You are right. You can't change the past, but you can change how you respond to it in order to change your future. That is what I have been doing. I have a legacy to protect - my three sons, and I do not want them burden with the "sins of the father" that were past on to me, nor do I want my "sins" to be past on to them. It took a tremendous amount of will and strength to change so unilaterally, but I did it - no, I am doing it.
As for my parents, I've begun working on them already. At first, it scared them, but slowly they are coming around to knowing that my compassion for them outweighs any burden of hate or ill will that may have been birthed within our relationship when I was a child. I know they were once fearful of what this past year had brought because I began digging into my past to find the source of my suffering, but they will see there is nothing to fear.
At the end of this journey, they will see that I will not leave their side as a son - but things will be different because they will be better and so will I, regardless of whether there is a hereafter or not. It will happen, it has already begun.
Steven Pinker in "The Better Angels of our Nature" argues that we humans have been getting progressively less violent throughout our history (and Jonathan Haidt has said that we are domesticated apes, remaining childlike and playful all our lives, instead of turning into mad aggressive beasts like the wild primates do as adults).
Your story sounds like one of "breaking the cycle". Perhaps all through our history as a species, people have been "breaking the cycle".
Interesting, Paynton, that you didn't post this on the discussion about the three boys who murdered the Australian jogger for the fun of it.
IF it is true that, "we humans have been getting progressively less violent throughout our history," I attribute it to at least three factors:
Are adult apes "mad aggressive beasts"?
@Simon. Yes, you would be correct. I have often used the Biblical language of "the sins of the father" to refer to cyclical nature of dysfunction and abuse in a family unit, and in my case this is exactly what I have been breaking away from. The church as an institutional system suffers from the cycle of generational sin that can only be overcome by those willing to face it and make the hard decisions necessary to overcome it. Sadly, however, most people avoid such tasks due to their daunting and costly nature of restoring health, much like chemotherapy is hard on the physical body of one suffering from cancer.
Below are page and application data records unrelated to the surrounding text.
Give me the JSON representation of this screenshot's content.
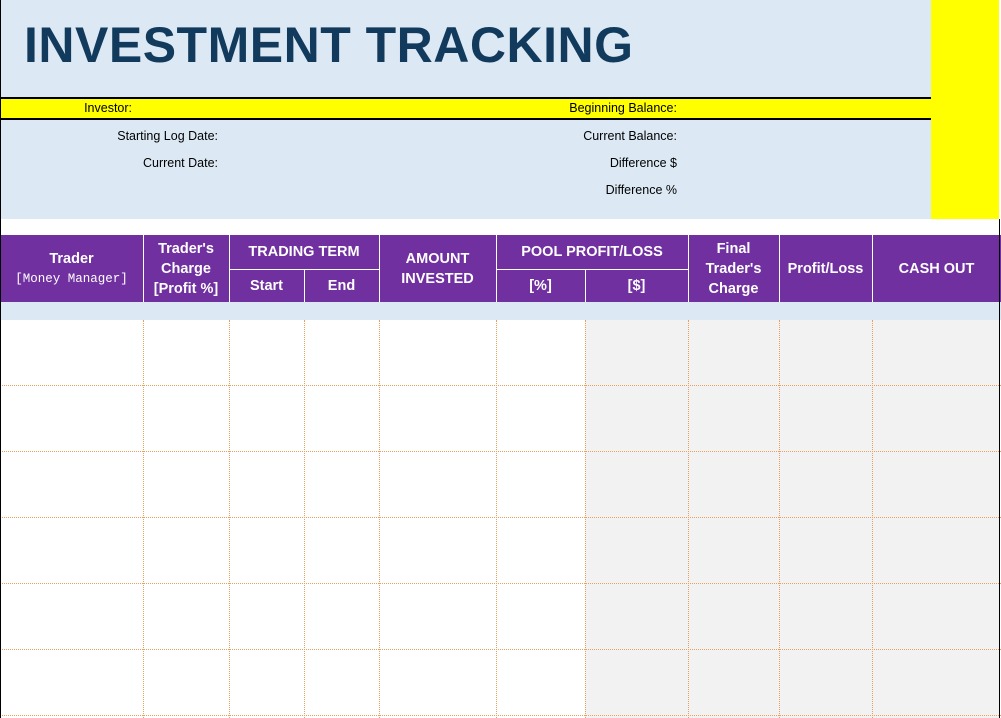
{
  "title": "INVESTMENT TRACKING",
  "info": {
    "investor_label": "Investor:",
    "beginning_balance_label": "Beginning Balance:",
    "starting_log_date_label": "Starting Log Date:",
    "current_date_label": "Current Date:",
    "current_balance_label": "Current Balance:",
    "difference_dollar_label": "Difference $",
    "difference_percent_label": "Difference %"
  },
  "table": {
    "headers": {
      "trader": "Trader",
      "trader_sub": "[Money Manager]",
      "traders_charge_1": "Trader's",
      "traders_charge_2": "Charge",
      "traders_charge_3": "[Profit %]",
      "trading_term": "TRADING TERM",
      "start": "Start",
      "end": "End",
      "amount_invested_1": "AMOUNT",
      "amount_invested_2": "INVESTED",
      "pool_profit_loss": "POOL PROFIT/LOSS",
      "pool_percent": "[%]",
      "pool_dollar": "[$]",
      "final_charge_1": "Final",
      "final_charge_2": "Trader's",
      "final_charge_3": "Charge",
      "profit_loss": "Profit/Loss",
      "cash_out": "CASH OUT"
    },
    "rows": [
      {
        "trader": "",
        "charge": "",
        "start": "",
        "end": "",
        "amount": "",
        "pool_pct": "",
        "pool_usd": "",
        "final_charge": "",
        "profit_loss": "",
        "cash_out": ""
      },
      {
        "trader": "",
        "charge": "",
        "start": "",
        "end": "",
        "amount": "",
        "pool_pct": "",
        "pool_usd": "",
        "final_charge": "",
        "profit_loss": "",
        "cash_out": ""
      },
      {
        "trader": "",
        "charge": "",
        "start": "",
        "end": "",
        "amount": "",
        "pool_pct": "",
        "pool_usd": "",
        "final_charge": "",
        "profit_loss": "",
        "cash_out": ""
      },
      {
        "trader": "",
        "charge": "",
        "start": "",
        "end": "",
        "amount": "",
        "pool_pct": "",
        "pool_usd": "",
        "final_charge": "",
        "profit_loss": "",
        "cash_out": ""
      },
      {
        "trader": "",
        "charge": "",
        "start": "",
        "end": "",
        "amount": "",
        "pool_pct": "",
        "pool_usd": "",
        "final_charge": "",
        "profit_loss": "",
        "cash_out": ""
      },
      {
        "trader": "",
        "charge": "",
        "start": "",
        "end": "",
        "amount": "",
        "pool_pct": "",
        "pool_usd": "",
        "final_charge": "",
        "profit_loss": "",
        "cash_out": ""
      }
    ]
  },
  "colors": {
    "header_band": "#dce9f5",
    "highlight_yellow": "#ffff00",
    "title_text": "#113a5c",
    "table_header": "#7030a0",
    "computed_cells": "#f2f2f2",
    "grid_lines": "#e8a060"
  }
}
Coincidentally, I am tickled that you mention "breaking the cycle" to describe what has been taking place in my life. I have three other individuals indepedently mention such a thing to me, and they even had less of a descriptive narrative in terms of my experience because I was actually in the midst of it at the time. Now I am at the tail end.
Oh, and also, to one of their credit, she had caught on to it long before I had even gone through such an experience, and had told me (almost in a prophetic way) that I was responsible for breaking the cycle - her exact words were breaking the chain. That woman happened to be my mother, and she saw what I was capable of even in her own dysfunction. It's nice to have a mom like that, even though her personal wounds of the past were in play in my childhood.
But remember this about your mother Barry (and I must assume that goes for your father, as well), her wounds are as real as your own, and she's carried them far longer. Strikes me, her acknowledgement laid the groundwork for a bridge between the two of you.
I love em Barry! You'll have to show when it's all colored in too! I'm still a tattoo virgin but not for long! lol....I always joke with people who get their first tattoo that they'll be all inked up in no time. I don't know a single person with just one tattoo....they're addicting.